• [Directions for this task]
Where a line of the listing below includes the word "time", reproduce that line.

#####

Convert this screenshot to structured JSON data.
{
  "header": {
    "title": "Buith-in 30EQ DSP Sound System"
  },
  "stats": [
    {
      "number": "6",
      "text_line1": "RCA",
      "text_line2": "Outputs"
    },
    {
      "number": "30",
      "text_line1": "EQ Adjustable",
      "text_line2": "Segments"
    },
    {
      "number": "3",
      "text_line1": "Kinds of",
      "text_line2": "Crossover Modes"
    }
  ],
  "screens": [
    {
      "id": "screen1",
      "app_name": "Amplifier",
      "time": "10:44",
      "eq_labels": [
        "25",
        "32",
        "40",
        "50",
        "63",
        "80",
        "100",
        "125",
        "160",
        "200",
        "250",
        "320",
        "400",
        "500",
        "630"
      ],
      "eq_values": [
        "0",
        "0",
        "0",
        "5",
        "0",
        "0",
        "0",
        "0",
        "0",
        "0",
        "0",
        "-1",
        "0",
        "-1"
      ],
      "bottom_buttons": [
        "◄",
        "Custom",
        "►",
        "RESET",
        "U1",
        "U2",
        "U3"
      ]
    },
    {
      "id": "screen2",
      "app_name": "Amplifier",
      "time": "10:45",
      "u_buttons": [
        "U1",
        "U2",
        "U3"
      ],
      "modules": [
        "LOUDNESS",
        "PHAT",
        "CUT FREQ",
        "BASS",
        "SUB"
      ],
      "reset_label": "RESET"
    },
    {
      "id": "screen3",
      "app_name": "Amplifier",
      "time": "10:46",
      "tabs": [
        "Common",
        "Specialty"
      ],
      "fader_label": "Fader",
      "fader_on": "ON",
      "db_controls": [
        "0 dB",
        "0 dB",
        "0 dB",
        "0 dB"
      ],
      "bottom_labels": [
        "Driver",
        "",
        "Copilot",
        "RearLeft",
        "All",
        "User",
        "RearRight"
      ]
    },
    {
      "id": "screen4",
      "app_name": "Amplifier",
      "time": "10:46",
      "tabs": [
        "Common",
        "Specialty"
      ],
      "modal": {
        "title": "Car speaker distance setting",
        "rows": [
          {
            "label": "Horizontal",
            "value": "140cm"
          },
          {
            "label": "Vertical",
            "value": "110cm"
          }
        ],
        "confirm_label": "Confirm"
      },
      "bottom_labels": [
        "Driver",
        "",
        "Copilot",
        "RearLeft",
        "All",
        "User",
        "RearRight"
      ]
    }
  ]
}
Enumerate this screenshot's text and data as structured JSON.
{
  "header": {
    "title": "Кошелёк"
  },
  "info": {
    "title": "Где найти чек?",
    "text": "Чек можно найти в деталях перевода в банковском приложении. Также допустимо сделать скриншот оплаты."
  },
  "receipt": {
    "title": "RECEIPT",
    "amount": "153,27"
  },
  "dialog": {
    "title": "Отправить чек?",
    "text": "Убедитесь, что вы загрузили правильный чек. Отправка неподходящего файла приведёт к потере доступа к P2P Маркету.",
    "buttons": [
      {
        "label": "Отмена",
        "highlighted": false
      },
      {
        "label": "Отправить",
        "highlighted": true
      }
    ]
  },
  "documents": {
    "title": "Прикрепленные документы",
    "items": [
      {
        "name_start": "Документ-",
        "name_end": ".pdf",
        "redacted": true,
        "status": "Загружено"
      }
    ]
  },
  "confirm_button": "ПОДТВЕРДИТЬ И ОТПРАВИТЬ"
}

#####

• [Answer box]
      "time": "10:44",
      "time": "10:45",
      "time": "10:46",
      "time": "10:46",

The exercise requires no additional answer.